Bomba Estereo

Bomba-Estereo performs at Lollapalooza in Grant Park on August 3rd, 2014 in Chicago, Illinois. Credit: Alex Reside

Alex Reside

Best Reason to Dance in the Rain (Heavy Downpour Edition): Bomba Estereo

It is a testament to Bomba Estéreo's showmanship that their crowd doubled in size as buckets of rain doused Lollapalooza on Sunday afternoon. The psychedelic electro-poppers from Colombia shrugged in response, paint-streaked singer-rapper Li Saumet shaking her blue headdress toward the grey sky and continuing to sing her bilingual preachings of peace and goodwill, shouting the ebullient chorus of "Pure Love" (from their great 2012 disc Elegancia Tropical) over piercing synths and heart-rattling percussion. The faithful flung up their hands and remained in her thrall, dancing through the worst of the day's storm; tellingly, those who'd queued up across the field for Delta Rae scrambled for cover like they were steerage class on the Titanic.

Meg Myers

Meg Myers performs at Lollapalooza on August 2nd, 2014 in Grant Park in Chicago, Illinois. Credit: Alex Reside

Alex Reside

Best Bad Girl: Meg Myers

Myers has had some minor success (the corny "Monster," the explicit "Desire") in the last two years with videos that present her as more unhinged Fiona Apple — which is not a necessarily a bad look. Myers' career seems like it stands a chance if only she (or, perhaps, her label?) could figure out what kind of artist she is going to be beyond a jumble of bad-girl clichés. However, Myers has a tremendously powerful voice that most immediately recalls Evanescence's Amy Lee, and much like Lee, you have to wonder what Myers is doing with this band. In Myers' case, she's in a sometimes-pop, sometimes metal-ballads band with an electric cello. With an occasional EDM-lite drop in the chorus. And Myers playing an acoustic guitar and singing sweetly, nervously tugging down her crop top and swimsuit bottoms. And then closing the set like she's auditioning for a screamo band, flinging her body around in a way that make's Lorde's stage moves look like that of a sedated Tai Chi master. Get thee to a proper metal band, Meg Myers!



Alex Reside

Best Use of Flute: Gramatik

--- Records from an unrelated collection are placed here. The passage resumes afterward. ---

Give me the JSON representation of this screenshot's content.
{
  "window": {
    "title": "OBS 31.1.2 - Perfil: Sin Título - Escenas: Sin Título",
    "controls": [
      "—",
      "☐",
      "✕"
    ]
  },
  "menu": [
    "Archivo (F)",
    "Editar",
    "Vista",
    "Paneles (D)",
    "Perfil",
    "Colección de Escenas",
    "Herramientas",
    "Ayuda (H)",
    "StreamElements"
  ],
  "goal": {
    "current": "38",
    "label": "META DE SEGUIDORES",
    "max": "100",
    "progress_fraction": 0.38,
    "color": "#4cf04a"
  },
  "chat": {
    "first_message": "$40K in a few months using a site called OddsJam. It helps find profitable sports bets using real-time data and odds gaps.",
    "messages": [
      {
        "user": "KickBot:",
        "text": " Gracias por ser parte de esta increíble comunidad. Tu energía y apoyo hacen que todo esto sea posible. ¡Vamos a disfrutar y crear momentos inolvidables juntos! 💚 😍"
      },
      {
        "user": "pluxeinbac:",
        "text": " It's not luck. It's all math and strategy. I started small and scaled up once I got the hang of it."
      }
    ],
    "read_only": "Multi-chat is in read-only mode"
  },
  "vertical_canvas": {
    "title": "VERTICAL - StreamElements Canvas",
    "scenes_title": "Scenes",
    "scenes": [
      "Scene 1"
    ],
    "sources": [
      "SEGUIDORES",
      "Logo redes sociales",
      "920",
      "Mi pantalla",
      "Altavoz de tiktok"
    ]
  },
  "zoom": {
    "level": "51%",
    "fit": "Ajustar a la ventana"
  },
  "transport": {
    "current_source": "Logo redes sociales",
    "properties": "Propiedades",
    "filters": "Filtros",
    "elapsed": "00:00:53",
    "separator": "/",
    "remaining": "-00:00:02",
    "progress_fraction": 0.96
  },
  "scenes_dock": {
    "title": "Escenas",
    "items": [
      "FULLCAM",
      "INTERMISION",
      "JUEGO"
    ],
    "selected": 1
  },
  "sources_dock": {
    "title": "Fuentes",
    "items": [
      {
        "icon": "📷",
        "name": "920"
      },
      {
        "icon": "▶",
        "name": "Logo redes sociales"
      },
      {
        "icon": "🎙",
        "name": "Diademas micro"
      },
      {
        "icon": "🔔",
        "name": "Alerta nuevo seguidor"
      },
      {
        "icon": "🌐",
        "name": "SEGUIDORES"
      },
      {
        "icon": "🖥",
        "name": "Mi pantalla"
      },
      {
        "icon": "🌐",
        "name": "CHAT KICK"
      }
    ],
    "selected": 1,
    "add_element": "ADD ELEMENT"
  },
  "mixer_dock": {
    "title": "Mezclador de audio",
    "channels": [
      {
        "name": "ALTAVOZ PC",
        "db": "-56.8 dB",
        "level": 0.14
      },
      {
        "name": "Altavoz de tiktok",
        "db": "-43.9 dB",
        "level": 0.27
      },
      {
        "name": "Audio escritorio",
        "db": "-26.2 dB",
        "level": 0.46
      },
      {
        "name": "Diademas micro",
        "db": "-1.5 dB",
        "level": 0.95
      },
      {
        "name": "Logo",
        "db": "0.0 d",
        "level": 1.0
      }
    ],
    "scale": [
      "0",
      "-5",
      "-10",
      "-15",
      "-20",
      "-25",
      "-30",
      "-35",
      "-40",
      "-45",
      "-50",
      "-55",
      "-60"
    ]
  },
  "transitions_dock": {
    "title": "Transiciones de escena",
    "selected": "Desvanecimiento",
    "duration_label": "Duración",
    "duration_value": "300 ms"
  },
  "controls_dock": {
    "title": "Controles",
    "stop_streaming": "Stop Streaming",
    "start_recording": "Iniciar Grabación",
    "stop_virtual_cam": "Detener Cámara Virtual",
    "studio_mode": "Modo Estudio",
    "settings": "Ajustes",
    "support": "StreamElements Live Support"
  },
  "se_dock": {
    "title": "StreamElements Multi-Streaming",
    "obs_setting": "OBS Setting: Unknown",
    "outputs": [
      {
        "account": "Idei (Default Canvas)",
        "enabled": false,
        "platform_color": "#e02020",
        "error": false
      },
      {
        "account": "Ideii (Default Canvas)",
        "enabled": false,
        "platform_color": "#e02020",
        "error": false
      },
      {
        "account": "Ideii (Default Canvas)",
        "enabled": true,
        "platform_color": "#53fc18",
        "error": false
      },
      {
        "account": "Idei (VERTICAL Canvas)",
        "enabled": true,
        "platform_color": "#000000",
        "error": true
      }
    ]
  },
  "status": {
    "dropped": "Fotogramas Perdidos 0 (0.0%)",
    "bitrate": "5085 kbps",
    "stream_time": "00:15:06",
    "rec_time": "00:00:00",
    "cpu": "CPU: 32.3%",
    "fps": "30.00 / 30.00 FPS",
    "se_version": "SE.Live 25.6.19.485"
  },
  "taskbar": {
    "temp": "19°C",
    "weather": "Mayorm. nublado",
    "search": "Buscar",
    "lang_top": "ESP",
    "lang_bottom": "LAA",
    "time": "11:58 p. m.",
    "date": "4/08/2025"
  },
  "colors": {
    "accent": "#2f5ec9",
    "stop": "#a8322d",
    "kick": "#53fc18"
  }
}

Even money that Slovenian EDM DJ-producer Gramatik is a huge Anchorman fan: He began his Saturday afternoon Perry's Stage set with a piercing, interminable flute trill. Gramatik (real name Denis Jasarevic) favored cuts from his 2011 album Beatz & Pieces Vol. 1, including his zydeco-influenced "The Drink Is Called Rakija" and the reggae-leaning "Break Loose," and he also paired live sax and trumpet with those heavy dubstep beats and glitchy bass drops. A mid-set highlight: He seamlessly mixed "Superstition" by Stevie Wonder with "Digital Liberation Is Mad Free" by Grizmatik (Gramatik's side project with the producer Griz) — and no flutes were harmed in the process.

Delta Rae

Alex Reside

Best Irony-Crushing Earnestness: Delta Rae

"This is a Christian band, right?" a gent in a neon Cool Story Bro tank asked us urgently. "They have to be." He said this just as the singer-guitarist Ian Holljes let out a roaring "We're so fucking excited to be here," complicating the case, but the question was understandable: Throughout their set, Delta Rae projected a freshly-scrubbed enthusiasm bordering on Ned Flanders levels of earnestness. ("We live together in a house in the woods," cried singer Brittany Holljes at one point. "It's great!") The North Carolina folk-poppers led a stomping, stirring a capella take on "Bottom of the River," a single from 2012's Carry the Fire, but it was a cover of "Because the Night" (written by Bruce Springsteen and Chi-town native Patti Smith) that most roused their audience — and was delivered by singers Holljes and Elizabeth Hopkins with beaming smiles, of course.